Given a set M of 1985 distinct positive integers, none of which has a prime divisor greater than 23, prove that M contains a subset of 4 elements whose product is the 4th power of an integer.

**Solution**

Suppose we have a set of at least 3.2^{n}+1 numbers whose prime divisors are all taken from a set of n. So each number can be written as p_{1}^{r1}...p_{n}^{rn} for some non-negative integers r_{i}, where p_{i} is the set of prime factors common to all the numbers. We classify each r_{i} as even or odd. That gives 2^{n} possibilities. But there are more than 2^{n} + 1 numbers, so two numbers have the same classification and hence their product is a square. Remove those two and look at the remaining numbers. There are still more than 2^{n} + 1, so we can find another pair. We may repeat to find 2^{n} + 1 pairs with a square product. [After removing 2^{n} pairs, there are still 2^{n} + 1 numbers left, which is just enough to find the final pair.] But we may now classify these pairs according to whether each exponent in the square root of their product is odd or even. We must find two pairs with the same classification. The product of these four numbers is now a fourth power.

Applying this to the case given, there are 9 primes less than or equal to 23 (2, 3, 5, 7, 11, 13, 17, 19, 23), so we need at least 3.512 + 1 = 1537 numbers for the argument to work (and we have 1985).

The key is to find the 4th power in two stages, by first finding lots of squares. If we try to go directly to a 4th power, this type of argument does not work (we certainly need more than 5 numbers to be sure of finding four which sum to 0 mod 4, and 5^{9} is far too big).

Solutions are also available in Murray S Klamkin, International Mathematical Olympiads 1978-1985, MAA 1986, and in István Reiman, International Mathematical Olympiad 1959-1999, ISBN 189-8855-48-X.
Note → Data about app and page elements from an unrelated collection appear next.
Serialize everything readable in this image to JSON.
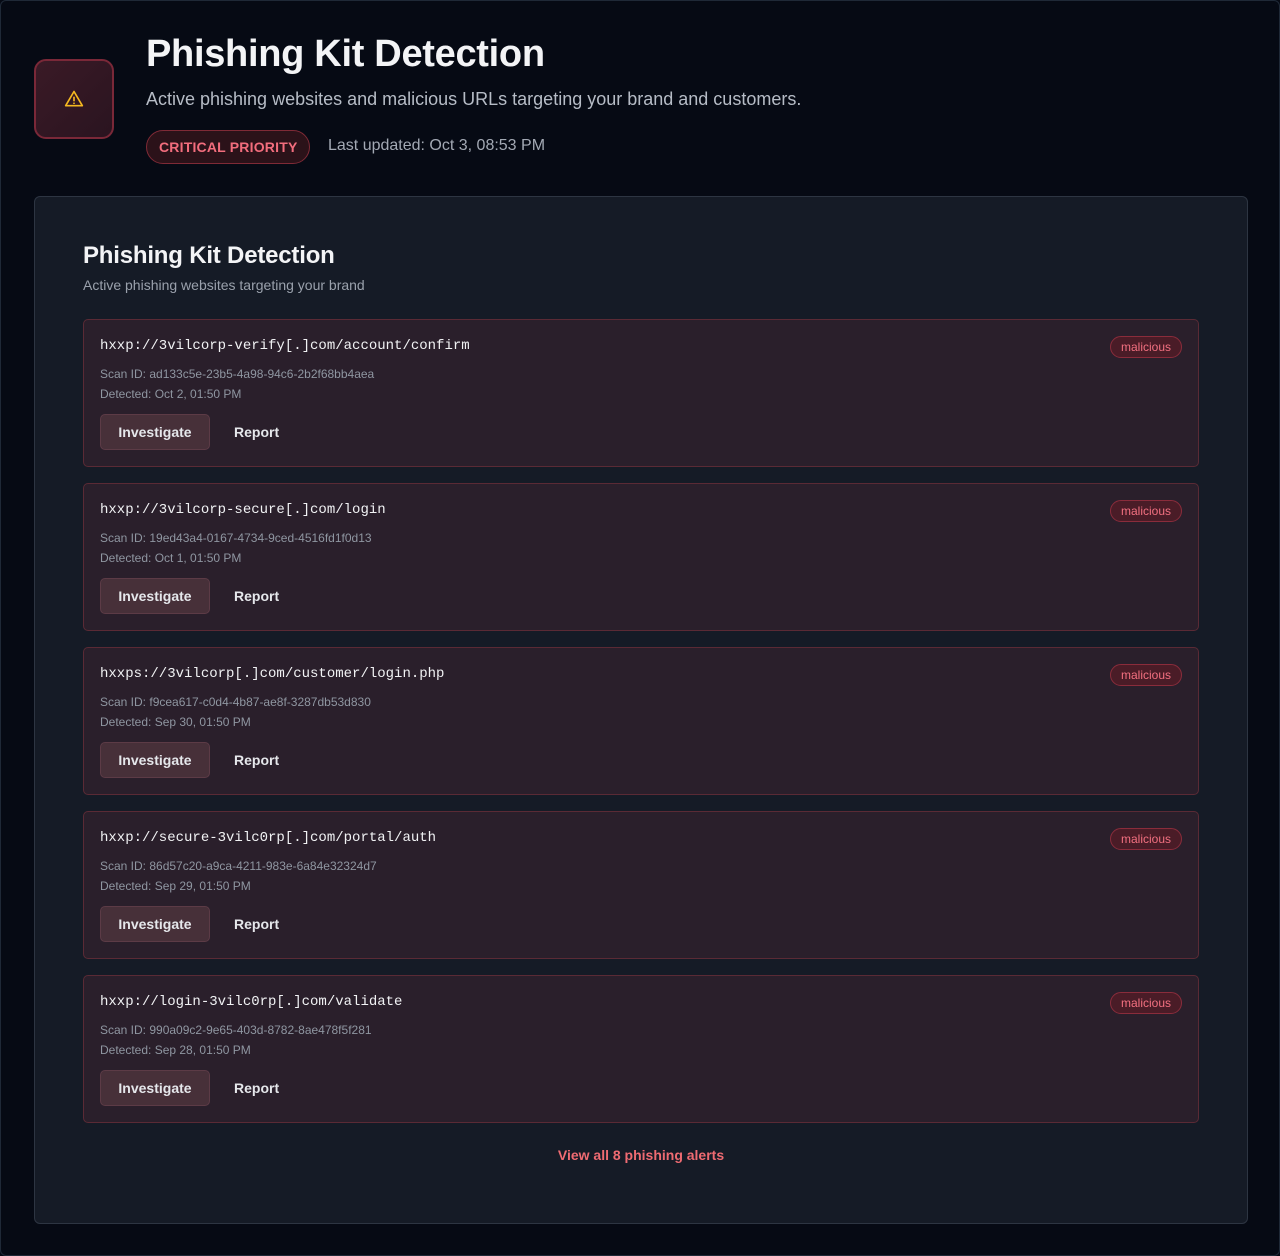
{
  "header": {
    "icon": "warning-triangle-icon",
    "title": "Phishing Kit Detection",
    "subtitle": "Active phishing websites and malicious URLs targeting your brand and customers.",
    "priority_badge": "CRITICAL PRIORITY",
    "last_updated": "Last updated: Oct 3, 08:53 PM"
  },
  "panel": {
    "title": "Phishing Kit Detection",
    "subtitle": "Active phishing websites targeting your brand",
    "alerts": [
      {
        "url": "hxxp://3vilcorp-verify[.]com/account/confirm",
        "status": "malicious",
        "scan_id": "Scan ID: ad133c5e-23b5-4a98-94c6-2b2f68bb4aea",
        "detected": "Detected: Oct 2, 01:50 PM",
        "investigate_label": "Investigate",
        "report_label": "Report"
      },
      {
        "url": "hxxp://3vilcorp-secure[.]com/login",
        "status": "malicious",
        "scan_id": "Scan ID: 19ed43a4-0167-4734-9ced-4516fd1f0d13",
        "detected": "Detected: Oct 1, 01:50 PM",
        "investigate_label": "Investigate",
        "report_label": "Report"
      },
      {
        "url": "hxxps://3vilcorp[.]com/customer/login.php",
        "status": "malicious",
        "scan_id": "Scan ID: f9cea617-c0d4-4b87-ae8f-3287db53d830",
        "detected": "Detected: Sep 30, 01:50 PM",
        "investigate_label": "Investigate",
        "report_label": "Report"
      },
      {
        "url": "hxxp://secure-3vilc0rp[.]com/portal/auth",
        "status": "malicious",
        "scan_id": "Scan ID: 86d57c20-a9ca-4211-983e-6a84e32324d7",
        "detected": "Detected: Sep 29, 01:50 PM",
        "investigate_label": "Investigate",
        "report_label": "Report"
      },
      {
        "url": "hxxp://login-3vilc0rp[.]com/validate",
        "status": "malicious",
        "scan_id": "Scan ID: 990a09c2-9e65-403d-8782-8ae478f5f281",
        "detected": "Detected: Sep 28, 01:50 PM",
        "investigate_label": "Investigate",
        "report_label": "Report"
      }
    ],
    "view_all": "View all 8 phishing alerts"
  },
  "colors": {
    "accent_red": "#f26d7d",
    "warning_yellow": "#f5b820",
    "background": "#060a14",
    "panel": "#151b26",
    "card": "#2a1f2b"
  }
}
© John Scholes

jscholes@kalva.demon.co.uk

22 Oct 1998